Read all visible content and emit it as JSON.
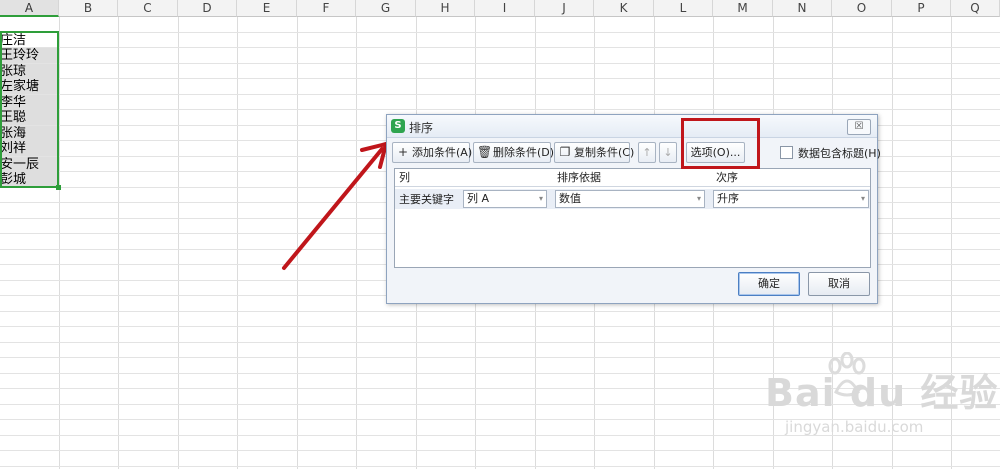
{
  "sheet": {
    "columns": [
      "A",
      "B",
      "C",
      "D",
      "E",
      "F",
      "G",
      "H",
      "I",
      "J",
      "K",
      "L",
      "M",
      "N",
      "O",
      "P",
      "Q"
    ],
    "selected_column": "A",
    "column_a_cells": [
      "庄洁",
      "王玲玲",
      "张琼",
      "左家塘",
      "李华",
      "王聪",
      "张海",
      "刘祥",
      "安一辰",
      "彭城"
    ]
  },
  "dialog": {
    "title": "排序",
    "app_icon": "S",
    "close_label": "☒",
    "toolbar": {
      "add_label": "添加条件(A)",
      "delete_label": "删除条件(D)",
      "copy_label": "复制条件(C)",
      "options_label": "选项(O)...",
      "header_checkbox_label": "数据包含标题(H)"
    },
    "grid": {
      "headers": [
        "列",
        "排序依据",
        "次序"
      ],
      "row": {
        "label": "主要关键字",
        "column_value": "列 A",
        "sort_on_value": "数值",
        "order_value": "升序"
      }
    },
    "ok_label": "确定",
    "cancel_label": "取消"
  },
  "watermark": {
    "brand": "Bai  du 经验",
    "url": "jingyan.baidu.com"
  },
  "colors": {
    "selection_green": "#2e9e3a",
    "annotation_red": "#c0161b"
  }
}
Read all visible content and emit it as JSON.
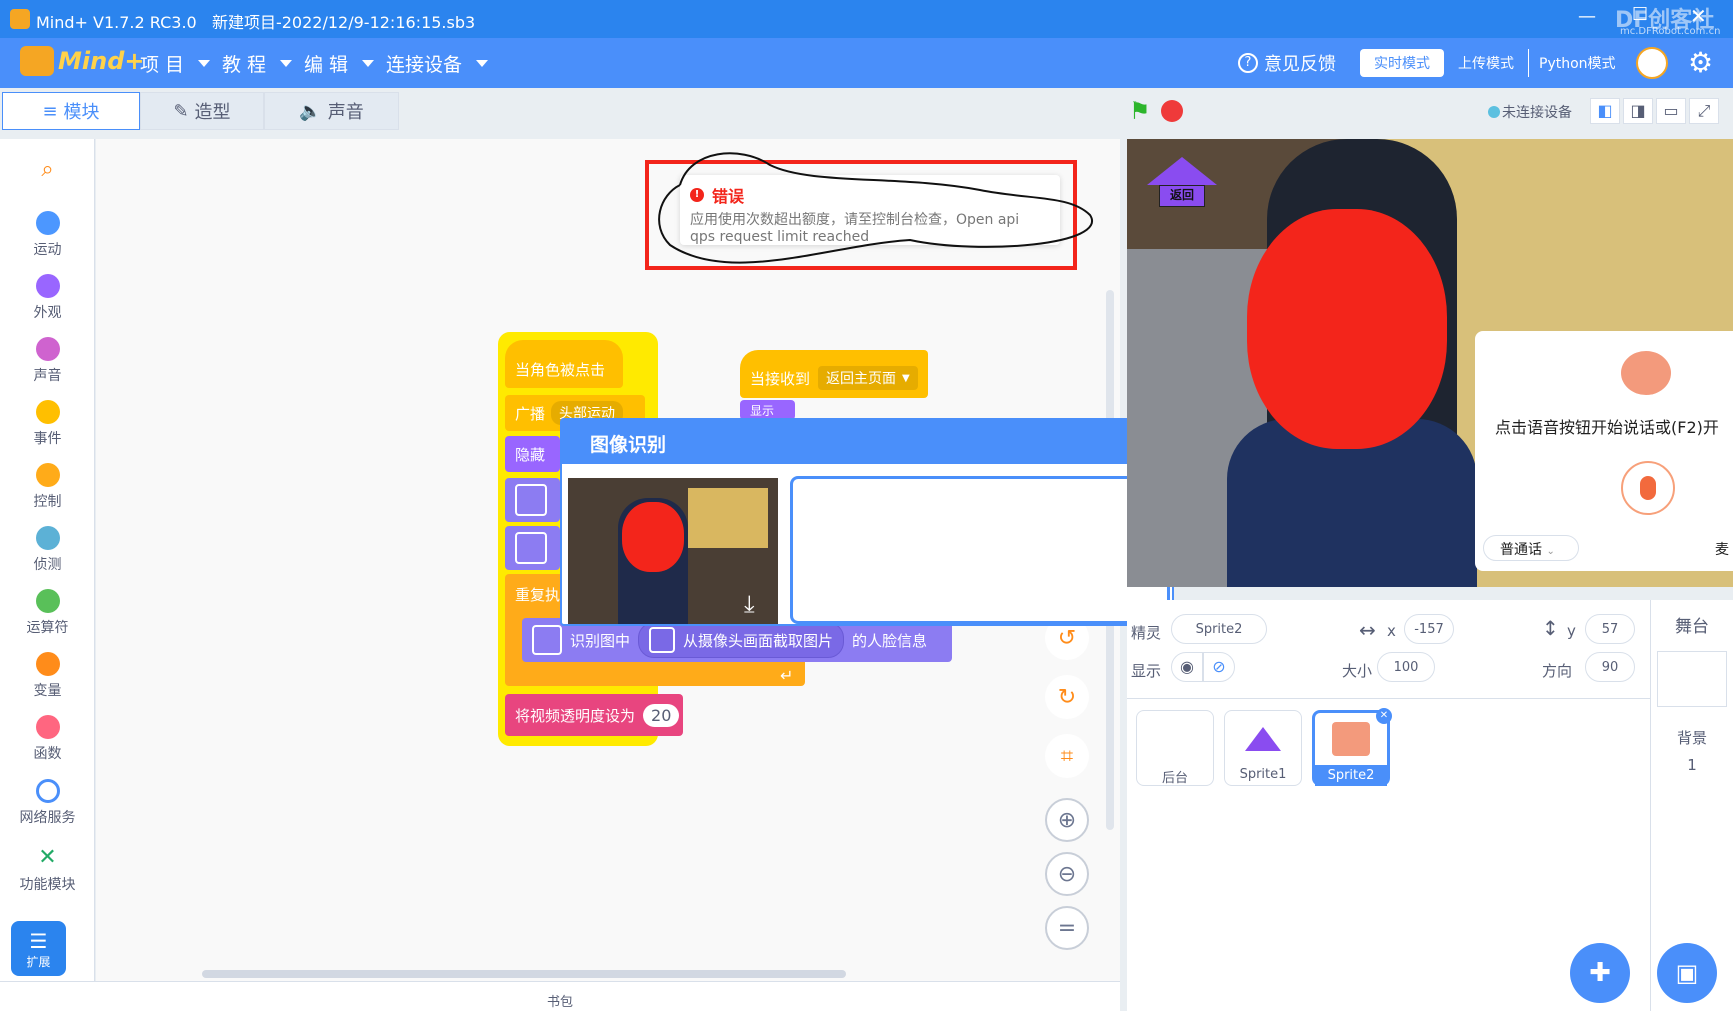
{
  "window": {
    "title": "Mind+ V1.7.2 RC3.0   新建项目-2022/12/9-12:16:15.sb3",
    "watermark": "DF创客社区",
    "watermark_sub": "mc.DFRobot.com.cn"
  },
  "menubar": {
    "logo": "Mind+",
    "items": [
      "项 目",
      "教 程",
      "编 辑",
      "连接设备"
    ],
    "feedback": "意见反馈",
    "modes": [
      "实时模式",
      "上传模式",
      "Python模式"
    ]
  },
  "tabs": [
    "模块",
    "造型",
    "声音"
  ],
  "categories": [
    {
      "label": "运动",
      "color": "#4c97ff"
    },
    {
      "label": "外观",
      "color": "#9966ff"
    },
    {
      "label": "声音",
      "color": "#cf63cf"
    },
    {
      "label": "事件",
      "color": "#ffbf00"
    },
    {
      "label": "控制",
      "color": "#ffab19"
    },
    {
      "label": "侦测",
      "color": "#5cb1d6"
    },
    {
      "label": "运算符",
      "color": "#59c059"
    },
    {
      "label": "变量",
      "color": "#ff8c1a"
    },
    {
      "label": "函数",
      "color": "#ff6680"
    },
    {
      "label": "网络服务",
      "color": "#4a8ffa"
    },
    {
      "label": "功能模块",
      "color": "#22aa66"
    }
  ],
  "extension_label": "扩展",
  "error": {
    "title": "错误",
    "message_line1": "应用使用次数超出额度，请至控制台检查，Open api",
    "message_line2": "qps request limit reached"
  },
  "blocks": {
    "hat1": "当角色被点击",
    "broadcast": "广播",
    "broadcast_value": "头部运动",
    "hide": "隐藏",
    "repeat": "重复执行",
    "recognize_prefix": "识别图中",
    "recognize_source": "从摄像头画面截取图片",
    "recognize_suffix": "的人脸信息",
    "transparency": "将视频透明度设为",
    "transparency_value": "20",
    "hat2": "当接收到",
    "hat2_value": "返回主页面",
    "show": "显示"
  },
  "dialog": {
    "title": "图像识别"
  },
  "bottom": {
    "backpack": "书包"
  },
  "stage": {
    "status": "未连接设备",
    "return_label": "返回",
    "voice_prompt": "点击语音按钮开始说话或(F2)开",
    "voice_lang": "普通话",
    "voice_more": "麦"
  },
  "sprite_info": {
    "name_label": "精灵",
    "name": "Sprite2",
    "x_label": "x",
    "x": "-157",
    "y_label": "y",
    "y": "57",
    "show_label": "显示",
    "size_label": "大小",
    "size": "100",
    "direction_label": "方向",
    "direction": "90"
  },
  "sprites": [
    "后台",
    "Sprite1",
    "Sprite2"
  ],
  "stage_panel": {
    "title": "舞台",
    "backdrop_label": "背景",
    "backdrop_count": "1"
  }
}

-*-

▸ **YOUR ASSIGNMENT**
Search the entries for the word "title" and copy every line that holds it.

▸ **SOLUTION TO THIS EXERCISE**
    "title": "排序",
    "title": "Mind+ V1.7.2 RC3.0   新建项目-2022/12/9-12:16:15.sb3",
    "title": "错误",
    "title": "图像识别"
    "title": "舞台",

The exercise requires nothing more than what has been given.